"It’s truly the wild, wild West out there," she said. "There’s no clear consistent practices in place."
Although Cuomo's March order does not say anything about postpartum support, on April 8th the state Department of Health issued guidance to hospitals stating that a "support person is essential throughout labor, delivery, and the immediate postpartum period."
But in an effort to provide leeway for hospitals, the guidance added that "the Department is mindful that patient care needs may restrict the times during which a support person may be present."
Many hospitals, including Mount Sinai and New York-Presbyterian, have prohibited support individuals from accompanying women into postpartum areas, thereby limiting any time to the labor and delivery areas.
Stephanie Guzman, a spokesperson for New York City's Health and Hospitals Corporation, which runs the public hospitals, denied that the city hospital system had any dilation requirement.
She said a support person is allowed to be with a patient when they are in labor, during delivery, and in the immediate postpartum period.
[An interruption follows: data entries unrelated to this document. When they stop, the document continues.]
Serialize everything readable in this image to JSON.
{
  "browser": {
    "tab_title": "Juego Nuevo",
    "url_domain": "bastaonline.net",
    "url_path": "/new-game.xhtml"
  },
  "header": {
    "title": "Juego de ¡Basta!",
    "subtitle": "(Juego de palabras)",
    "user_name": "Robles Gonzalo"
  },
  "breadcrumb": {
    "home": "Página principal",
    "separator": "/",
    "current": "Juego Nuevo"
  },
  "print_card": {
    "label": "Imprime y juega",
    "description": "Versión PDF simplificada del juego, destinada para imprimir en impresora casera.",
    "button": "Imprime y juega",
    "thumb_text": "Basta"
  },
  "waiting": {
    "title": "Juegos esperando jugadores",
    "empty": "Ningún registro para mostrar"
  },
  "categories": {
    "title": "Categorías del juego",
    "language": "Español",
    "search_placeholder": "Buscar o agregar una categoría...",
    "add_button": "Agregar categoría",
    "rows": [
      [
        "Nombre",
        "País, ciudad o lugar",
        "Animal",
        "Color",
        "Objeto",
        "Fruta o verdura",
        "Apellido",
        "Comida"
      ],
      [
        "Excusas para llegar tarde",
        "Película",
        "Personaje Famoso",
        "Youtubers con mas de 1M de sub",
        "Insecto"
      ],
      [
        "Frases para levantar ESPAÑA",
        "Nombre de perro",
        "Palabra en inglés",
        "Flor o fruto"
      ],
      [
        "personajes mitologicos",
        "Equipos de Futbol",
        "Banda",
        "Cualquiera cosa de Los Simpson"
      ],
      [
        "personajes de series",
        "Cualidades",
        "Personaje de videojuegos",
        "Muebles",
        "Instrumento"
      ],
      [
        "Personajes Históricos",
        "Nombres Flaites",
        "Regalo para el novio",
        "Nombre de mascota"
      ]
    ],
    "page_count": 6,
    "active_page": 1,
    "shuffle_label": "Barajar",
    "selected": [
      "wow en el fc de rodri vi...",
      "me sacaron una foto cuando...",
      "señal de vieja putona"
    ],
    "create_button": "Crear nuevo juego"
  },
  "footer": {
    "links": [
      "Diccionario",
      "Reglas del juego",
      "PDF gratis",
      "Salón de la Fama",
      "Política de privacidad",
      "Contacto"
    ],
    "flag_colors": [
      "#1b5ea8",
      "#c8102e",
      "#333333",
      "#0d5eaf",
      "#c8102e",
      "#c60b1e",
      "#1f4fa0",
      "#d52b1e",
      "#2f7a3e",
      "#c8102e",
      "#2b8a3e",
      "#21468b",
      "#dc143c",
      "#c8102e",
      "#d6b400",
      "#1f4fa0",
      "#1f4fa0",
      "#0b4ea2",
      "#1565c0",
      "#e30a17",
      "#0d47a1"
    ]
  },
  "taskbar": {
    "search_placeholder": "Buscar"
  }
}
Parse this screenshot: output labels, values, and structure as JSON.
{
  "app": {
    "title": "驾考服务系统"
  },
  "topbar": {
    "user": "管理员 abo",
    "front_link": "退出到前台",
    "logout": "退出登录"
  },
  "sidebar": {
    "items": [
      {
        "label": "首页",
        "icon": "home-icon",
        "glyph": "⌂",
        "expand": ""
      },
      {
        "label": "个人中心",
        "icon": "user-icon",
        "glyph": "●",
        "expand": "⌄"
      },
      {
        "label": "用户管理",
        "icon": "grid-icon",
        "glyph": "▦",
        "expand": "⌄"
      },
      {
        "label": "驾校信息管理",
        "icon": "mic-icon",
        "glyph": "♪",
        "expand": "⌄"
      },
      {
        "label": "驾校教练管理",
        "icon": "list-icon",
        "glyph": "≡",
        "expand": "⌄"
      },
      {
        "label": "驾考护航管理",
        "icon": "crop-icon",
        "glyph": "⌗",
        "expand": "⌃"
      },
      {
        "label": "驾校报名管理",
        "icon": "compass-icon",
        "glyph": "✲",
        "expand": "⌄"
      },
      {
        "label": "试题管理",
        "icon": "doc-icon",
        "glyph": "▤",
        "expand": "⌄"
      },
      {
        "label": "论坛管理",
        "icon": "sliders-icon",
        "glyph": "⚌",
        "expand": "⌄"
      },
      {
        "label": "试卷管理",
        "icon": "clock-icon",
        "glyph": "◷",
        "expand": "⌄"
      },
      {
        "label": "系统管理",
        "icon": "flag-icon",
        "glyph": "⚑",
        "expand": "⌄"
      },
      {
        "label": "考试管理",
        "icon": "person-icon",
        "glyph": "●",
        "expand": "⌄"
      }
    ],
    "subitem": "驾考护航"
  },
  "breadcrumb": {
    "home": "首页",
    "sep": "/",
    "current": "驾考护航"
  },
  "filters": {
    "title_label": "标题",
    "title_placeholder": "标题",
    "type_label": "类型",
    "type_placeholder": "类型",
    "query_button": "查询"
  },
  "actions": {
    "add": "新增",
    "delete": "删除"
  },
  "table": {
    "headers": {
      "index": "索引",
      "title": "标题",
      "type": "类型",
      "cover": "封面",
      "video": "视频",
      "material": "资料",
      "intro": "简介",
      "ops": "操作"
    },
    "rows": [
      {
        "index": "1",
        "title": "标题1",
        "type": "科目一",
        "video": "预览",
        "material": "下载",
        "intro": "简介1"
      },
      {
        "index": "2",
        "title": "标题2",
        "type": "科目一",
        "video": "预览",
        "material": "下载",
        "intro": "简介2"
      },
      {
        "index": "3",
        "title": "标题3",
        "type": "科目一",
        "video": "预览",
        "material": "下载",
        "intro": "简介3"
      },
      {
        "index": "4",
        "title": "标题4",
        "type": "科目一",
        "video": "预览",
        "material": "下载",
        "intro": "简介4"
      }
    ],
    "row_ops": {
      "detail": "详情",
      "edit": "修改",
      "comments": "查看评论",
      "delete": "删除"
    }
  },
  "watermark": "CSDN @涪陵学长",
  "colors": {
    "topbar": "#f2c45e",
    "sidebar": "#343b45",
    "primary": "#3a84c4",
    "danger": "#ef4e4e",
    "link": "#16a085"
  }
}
For an uncomplicated vaginal delivery, the postpartum period in the labor and delivery units is about one to two hours. Those patients who have had an epidural may stay longer. Other cases may be decided on an individualized basis.
Support individuals, however, are not allowed into the postpartum unit.
As a result of such restrictions, Pournaras has now launched a second petition, this time calling on the state to order hospitals to allow support individuals into postpartum and recovery units. She has amassed over 20,000 signatures to date.
Especially for women who have had C-sections, help is critical. Immediately after birth, many women are confined to bed with a catheter. After the anesthesia wears off, the pain can be intense. Even during normal times, women often have to nurse and care for their babies with relatively little help from hospital staff.
"I can think of no other major surgery where we expect patients to be completely alone and take care of another dependent," she said.
The Cuomo administration has been cognizant of the difficulties pregnant women are facing. On Monday, Melissa DeRosa, the secretary to the governor, announced the creation of a COVID-19 maternity task force on safe alternatives to hospital births.
But those options, either home births or birthing centers, are not for every woman.
Tanya Wills, a midwife who runs Manhattan Birth, told Gothamist last month that many of the women seeking midwives are not the right candidates for home births, which does not use drugs or epidurals.
"There's a philosophy behind home births," she said. Women who are the right candidates are those who are "committed to doing births at home and all it entails."
Pournaras said that the issue for hospitals boils down to priorities. She pointed to NYU Langone in Manhattan and Lenox Hill, which have both continued to allow partners and support individuals throughout the crisis.
"Fundamentally these two hospitals believe in families and are patient-centered," she said.
Davidson said that from the start, there were problems in communications. Neither of them knew exactly when he would be let inside the hospital. After he was forced to leave, he said his wife was largely left to take care of their newborn by herself because of short staffing. On both nights she was at the hospital, the nursery was closed.
"It’s not that we don't understand the stress that hospitals are under," he said, adding that they were appreciative of several of the nurses as well as their doctor.
But he added, "If that’s the case then they should be able to give enough support for the patient, and that was not happening."
This story has been updated to include a statement from New York City's Health and Hospitals Corporation.